Since this user very likely does not have access to the error log, it is possible to verify whether the event's action statement is valid by executing it directly:
mysql> INSERT INTO myschema.mytable VALUES (UNIX_TIMESTAMP()); ERROR 1142 (42000): INSERT command denied to user 'jon'@'ghidora' for table 'mytable'
Inspection of the
INFORMATION_SCHEMA.EVENTS table shows
e_store_ts exists and is enabled, but its
LAST_EXECUTED column is
mysql> SELECT * FROM INFORMATION_SCHEMA.EVENTS > WHERE EVENT_NAME='e_store_ts' > AND EVENT_SCHEMA='myschema'\G *************************** 1. row *************************** EVENT_CATALOG: NULL EVENT_SCHEMA: myschema EVENT_NAME: e_store_ts DEFINER: jon@ghidora EVENT_BODY: SQL EVENT_DEFINITION: INSERT INTO myschema.mytable VALUES (UNIX_TIMESTAMP()) EVENT_TYPE: RECURRING EXECUTE_AT: NULL INTERVAL_VALUE: 5 INTERVAL_FIELD: SECOND SQL_MODE: NULL STARTS: 0000-00-00 00:00:00 ENDS: 0000-00-00 00:00:00 STATUS: ENABLED ON_COMPLETION: NOT PRESERVE CREATED: 2006-02-09 22:36:06 LAST_ALTERED: 2006-02-09 22:36:06 LAST_EXECUTED: NULL EVENT_COMMENT: 1 row in set (0.00 sec)
REVOKE EVENT ON myschema.* FROM jon@ghidora;
EVENT privilege from
a user does not delete or disable any events that may have been

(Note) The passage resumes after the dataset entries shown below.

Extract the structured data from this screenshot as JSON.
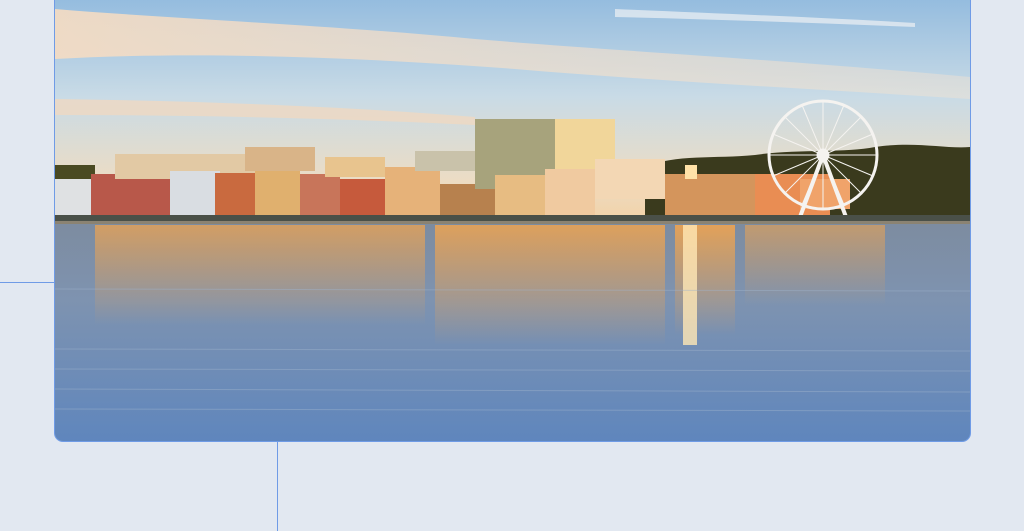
{
  "hero_image": {
    "subject": "waterfront-skyline-sunset-photo",
    "colors": {
      "sky_top": "#8fb9de",
      "sky_mid": "#d7e1e4",
      "horizon_glow": "#f4d0a1",
      "water": "#6f8fb6",
      "reflection": "#f2a44a",
      "guide_line": "#6f9be6",
      "page_background": "#e2e8f1"
    },
    "icons": [
      "ferris-wheel-icon"
    ]
  }
}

created by that user.
An event is not migrated or dropped as a result of renaming or dropping the user who created it.
CREATE EVENT e_insert ON SCHEDULE EVERY 7 SECOND DO INSERT INTO myschema.mytable;
After this event has been created,

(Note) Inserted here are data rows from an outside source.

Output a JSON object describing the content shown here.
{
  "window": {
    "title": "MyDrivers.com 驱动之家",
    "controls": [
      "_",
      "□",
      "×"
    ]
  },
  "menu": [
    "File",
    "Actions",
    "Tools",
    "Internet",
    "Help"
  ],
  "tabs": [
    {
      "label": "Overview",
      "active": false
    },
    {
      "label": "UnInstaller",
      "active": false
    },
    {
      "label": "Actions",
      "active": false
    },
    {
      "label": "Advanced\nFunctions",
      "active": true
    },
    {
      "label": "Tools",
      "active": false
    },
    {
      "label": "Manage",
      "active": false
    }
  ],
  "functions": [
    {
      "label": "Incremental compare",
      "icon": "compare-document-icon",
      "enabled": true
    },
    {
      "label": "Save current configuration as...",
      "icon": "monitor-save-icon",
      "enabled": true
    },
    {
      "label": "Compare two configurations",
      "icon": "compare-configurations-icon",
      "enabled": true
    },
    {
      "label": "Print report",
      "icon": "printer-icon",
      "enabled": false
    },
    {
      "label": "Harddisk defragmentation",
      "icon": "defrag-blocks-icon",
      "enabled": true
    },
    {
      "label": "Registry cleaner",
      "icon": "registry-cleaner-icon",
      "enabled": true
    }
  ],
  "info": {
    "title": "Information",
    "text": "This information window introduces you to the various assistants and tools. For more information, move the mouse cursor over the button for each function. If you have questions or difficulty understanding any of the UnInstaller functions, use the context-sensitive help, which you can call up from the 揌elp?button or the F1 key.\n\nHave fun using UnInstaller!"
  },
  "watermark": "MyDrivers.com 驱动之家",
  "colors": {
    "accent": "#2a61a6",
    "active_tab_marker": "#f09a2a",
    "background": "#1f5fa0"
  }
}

EVENT privilege for
e_insert continues to execute, inserting a new
mytable each seven seconds. The same
would be true if
root had issued either of

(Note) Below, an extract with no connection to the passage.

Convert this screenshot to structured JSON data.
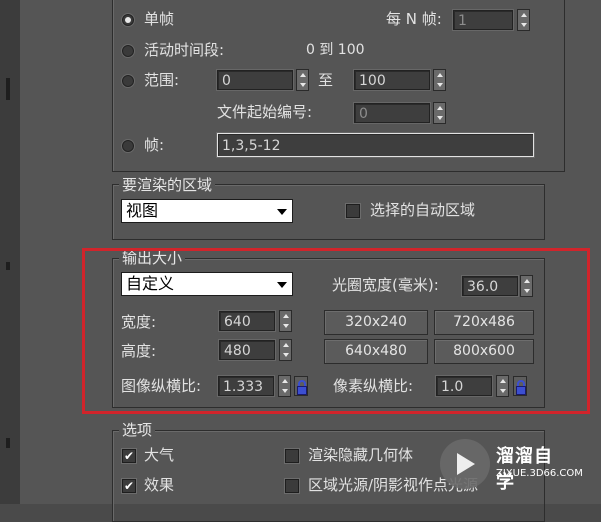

DROP USER jon@ghidora;
RENAME USER jon@ghidora TO someotherguy@ghidora;
You can verify that this is true by examining the
mysql.event table (discussed later in this
section) or the
INFORMATION_SCHEMA.EVENTS table (see
Section 21.7, “The INFORMATION_SCHEMA EVENTS Table”) before and after issuing a
DROP USER or
RENAME USER statement.
Event definitions are stored in the
table. To drop an event created by another user account, the MySQL
root user (or another user with the necessary
privileges) can delete rows from this table. For example, to
remove the event
e_insert shown previously,
root can use the following statement:
DELETE FROM mysql.event WHERE db = 'myschema' AND definer = 'jon@ghidora' AND name = 'e_insert';
It is very important to match the event name, database schema
name, and user account when deleting rows from the
mysql.event table. This is because the same
user can create different events of the same name in different
EVENT privileges are stored
Event_priv columns of the
tables. In both cases, this column holds one of the values
Y' or '
N' is the default.
mysql.user.Event_priv is set to
Y' for a given user only if that user has the
EVENT privilege (that is, if
the privilege was bestowed using
GRANT EVENT ON
*.*). For a schema-level
GRANT creates a row in
mysql.db and sets that row's
Db column to the name of the schema, the
User column to the name of the user, and the
Event_priv column to '
There should never be any need to manipulate these tables
directly, since the
REVOKE EVENT statements
perform the required operations on them.
Five status variables provide counts of event-related operations (but not of statements executed by events; see Section C.1, “Restrictions on Stored Programs”). These are:
Com_create_event: The number of
CREATE EVENTstatements executed since the last server restart.
Com_alter_event: The number of
ALTER EVENTstatements executed since the last server restart.
Com_drop_event: The number of
DROP EVENTstatements executed since the last server restart.
Com_show_create_event: The number of
SHOW CREATE EVENTstatements executed since the last server restart.
Com_show_events: The number of
SHOW EVENTSstatements executed since the last server restart.
You can view current values for all of these at one time by
running the statement
SHOW STATUS LIKE